Petersburg’s fifth graders assisted with potting 125 native tree saplings for the newly constructed Grow Out Station. These dogwood, sugar maple, sawtooth oak, and apple saplings will grow in the caged station for one year as students will care for and inventory the progress. As sixth graders, the students will have an opportunity to sell or donate the trees to forest their communities and benefit their school.
Trees were not the only focus of the new stewards. Students were aware of the school’s rain garden (planted in 2013), but were unaware of the many benefits that it provided to the schoolyard, Potomac River watershed, and for native animal habitat.
The eighty-eight students helped to revitalize the existing rain garden with weeding, mulching, and replanting over 100 native plants. Through classroom lessons, the fifth graders became knowledgeable of how the large garden was absorbing potentially pollution-filled stormwater and filtering out the sediment, nutrients, and chemicals to send clean groundwater to the tributaries of the Potomac River. Back in 2013, the rain garden mitigated major puddling in the courtyard. In 2019, the tall shrubs and rain garden plants absorb the extra rain water and create wildlife habitat for birds and pollinators.

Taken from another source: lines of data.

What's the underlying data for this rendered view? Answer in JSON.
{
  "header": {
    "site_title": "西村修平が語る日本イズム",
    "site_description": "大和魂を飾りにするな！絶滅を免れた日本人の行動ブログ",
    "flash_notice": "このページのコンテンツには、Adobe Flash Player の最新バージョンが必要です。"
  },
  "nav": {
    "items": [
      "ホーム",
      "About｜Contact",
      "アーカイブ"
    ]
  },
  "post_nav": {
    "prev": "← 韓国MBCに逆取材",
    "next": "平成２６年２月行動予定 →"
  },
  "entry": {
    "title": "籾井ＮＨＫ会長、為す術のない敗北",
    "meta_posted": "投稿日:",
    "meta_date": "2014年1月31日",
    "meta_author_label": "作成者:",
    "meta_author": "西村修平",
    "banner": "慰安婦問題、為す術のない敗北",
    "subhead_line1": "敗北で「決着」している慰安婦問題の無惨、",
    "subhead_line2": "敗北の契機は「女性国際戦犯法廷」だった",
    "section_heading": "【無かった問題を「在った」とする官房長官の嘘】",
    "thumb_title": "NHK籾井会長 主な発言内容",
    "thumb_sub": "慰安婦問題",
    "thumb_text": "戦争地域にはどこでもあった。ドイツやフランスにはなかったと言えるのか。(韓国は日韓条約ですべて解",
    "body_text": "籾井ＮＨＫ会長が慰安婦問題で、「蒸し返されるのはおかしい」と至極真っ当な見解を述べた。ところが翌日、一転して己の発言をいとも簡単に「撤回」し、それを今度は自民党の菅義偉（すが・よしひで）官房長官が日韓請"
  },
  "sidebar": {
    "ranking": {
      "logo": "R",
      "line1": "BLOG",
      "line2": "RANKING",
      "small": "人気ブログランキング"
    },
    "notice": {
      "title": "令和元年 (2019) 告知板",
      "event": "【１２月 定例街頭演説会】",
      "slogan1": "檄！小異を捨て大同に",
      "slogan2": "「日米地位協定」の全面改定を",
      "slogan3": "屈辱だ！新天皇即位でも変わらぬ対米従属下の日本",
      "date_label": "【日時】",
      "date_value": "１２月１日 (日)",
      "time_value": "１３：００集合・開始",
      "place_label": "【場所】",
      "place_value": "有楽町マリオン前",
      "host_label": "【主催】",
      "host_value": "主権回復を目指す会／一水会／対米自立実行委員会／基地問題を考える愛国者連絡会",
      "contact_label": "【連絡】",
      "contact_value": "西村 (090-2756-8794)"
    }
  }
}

Cacapon Institute would like to extend a big thank you to all eighty-eight student volunteers and for project lead, Julie Colaw, for their hard work.